An ad that always grabs my attention when flicking through in-flight magazines is one for men’s elevator shoes.
While I am not their target market I always find myself looking twice. Why? Partly because it’s like one of those ‘spot the difference’ cartoons, where the pictures are similar at a glance but then different the more you look. But more importantly, it’s because theirs is an example of a cleverly congruent communication.
Engaging the customer
Recognising that some men may feel embarrassed, this ad uses a few techniques to de-stigmatise the purchase of shoes with lifts. To start with, the models look directly at the reader, engaging them but also inferring that there is no shame in wearing elevator shoes. Further, they normalise the shoes by citing the 50,000 men who already use them and demonstrate how the hidden heel means it looks like a regular shoe so no one will ever know.
But what I most love is the height scale they use. The model’s “before” height is a rather tall 185cm (6’1), with his “after” clocking in at a towering 191cm (6’3). Two things about this. First, they are suggesting that elevator shoes are not just for shorter men, thereby removing any stigma about their purchase. Shorter guys don’t have to feel that they are buying the shoes because they are short, in other words.
Second, notice how the model’s head is breaking through the blue height line? This signals that he is now so tall and wonderful that he cannot be contained by average measurement. Furthermore, the models are positioned closer to the top than the bottom of the page, again supporting the inference of height.
This ad is a great reminder of how visual design needs to be congruent with the substance of your message. To sell a product that makes you look tall, you need to represent tall!
Make your message congruent
The ease with which your customer relates the story you are trying to tell with how you tell it can have a significant impact on your conversion. Known as the size-congruency effect, researchers across a range of domains have tested how elements such as font size and word placement change recall and comprehension. For example:
- In one study, price markdowns where the original price was represented in a larger font than the discounted value outperformed ads where the original price was smaller. Why? The discounted price was literally smaller than the original;
- In another, people were asked whether particular words were related. Swapping the vertical position of the words “attic” and “basement” so they were no longer congruent caused people to be slower in their processing of the task; and
- Faster responses have also been received when powerful words are written in larger rather than smaller font.
How does size-congruency look in the real world? Here’s an example of two financial institutions trying to market low interest rates.
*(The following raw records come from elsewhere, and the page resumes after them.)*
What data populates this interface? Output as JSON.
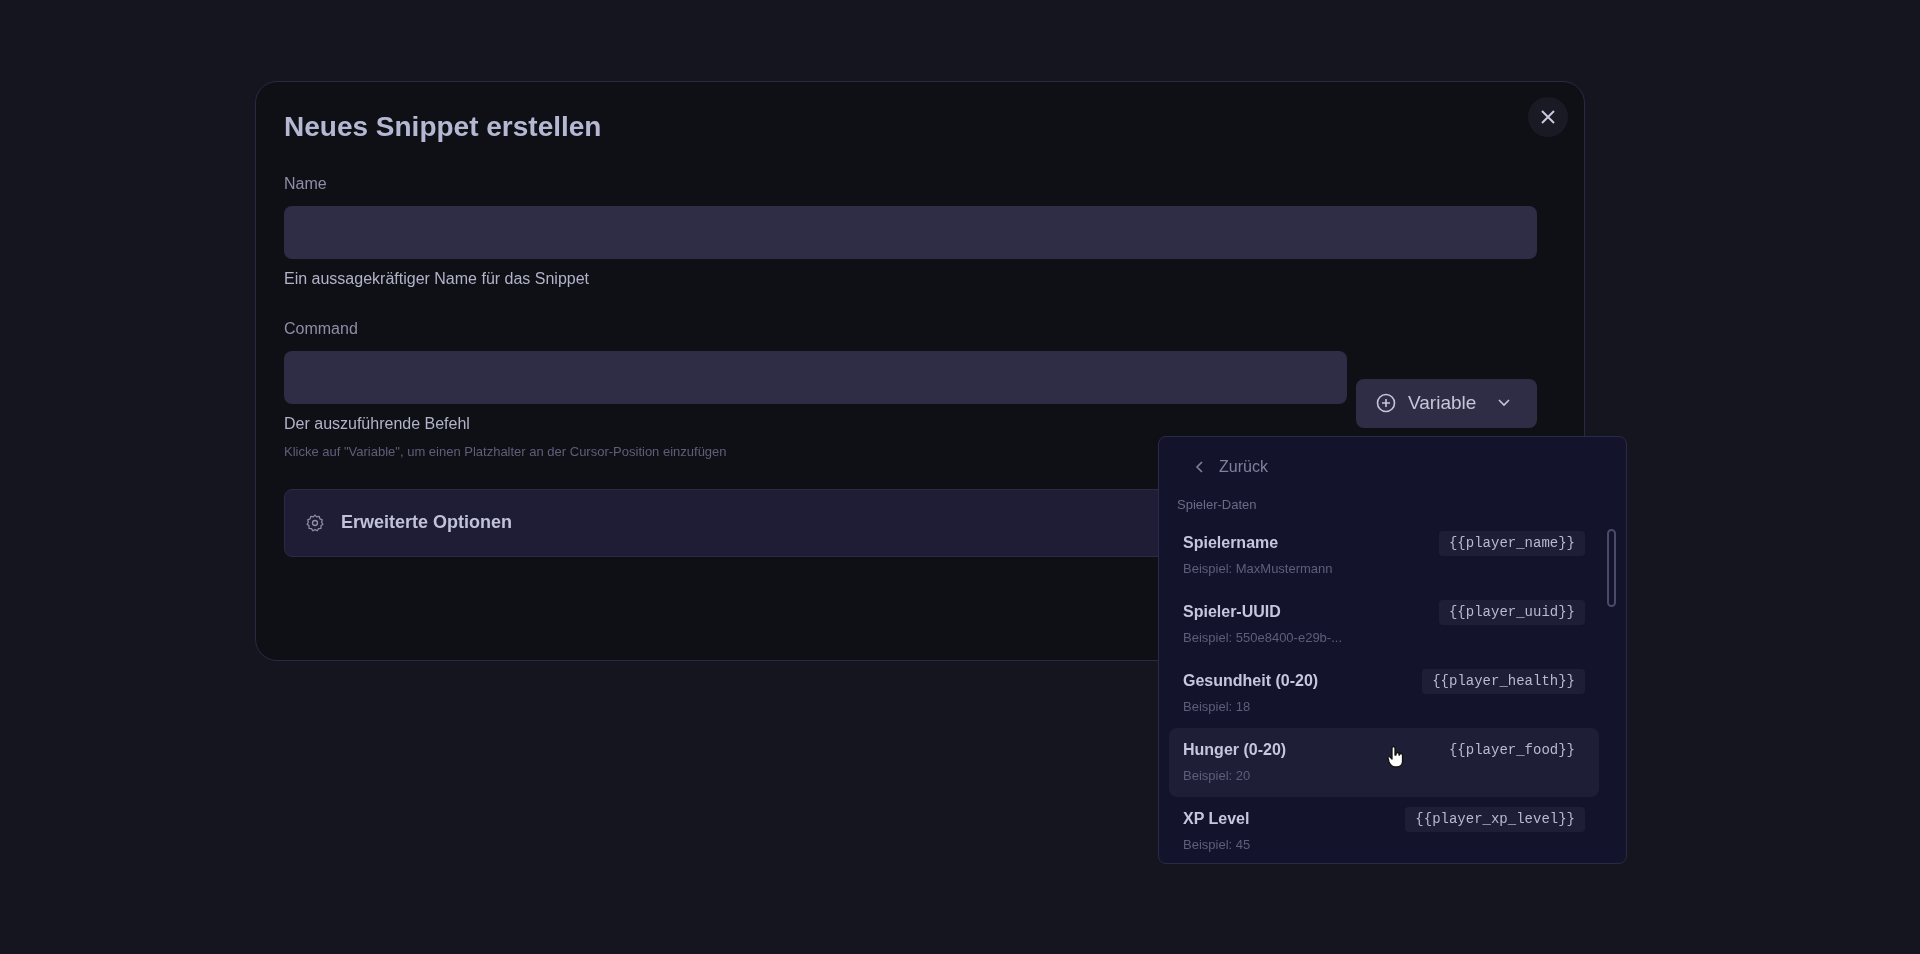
{
  "dialog": {
    "title": "Neues Snippet erstellen"
  },
  "fields": [
    {
      "label": "Name",
      "help": "Ein aussagekräftiger Name für das Snippet"
    },
    {
      "label": "Command",
      "help": "Der auszuführende Befehl",
      "hint": "Klicke auf \"Variable\", um einen Platzhalter an der Cursor-Position einzufügen"
    }
  ],
  "variable_button": {
    "label": "Variable",
    "expanded": true
  },
  "advanced_options": {
    "label": "Erweiterte Optionen"
  },
  "variable_menu": {
    "back": "Zurück",
    "group": "Spieler-Daten",
    "items": [
      {
        "name": "Spielername",
        "example": "Beispiel: MaxMustermann",
        "token": "{{player_name}}",
        "hovered": false
      },
      {
        "name": "Spieler-UUID",
        "example": "Beispiel: 550e8400-e29b-...",
        "token": "{{player_uuid}}",
        "hovered": false
      },
      {
        "name": "Gesundheit (0-20)",
        "example": "Beispiel: 18",
        "token": "{{player_health}}",
        "hovered": false
      },
      {
        "name": "Hunger (0-20)",
        "example": "Beispiel: 20",
        "token": "{{player_food}}",
        "hovered": true
      },
      {
        "name": "XP Level",
        "example": "Beispiel: 45",
        "token": "{{player_xp_level}}",
        "hovered": false
      }
    ]
  }
}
The one on the right with the smaller font will have much more luck engaging its audience because the image, font and rate are sending the same message.
The upshot is when it comes to the visual design of your ad, collateral or website, size-congruency means being deliberate about where things are positioned and on what scale. Make the message congruent and you vastly improve your odds of success.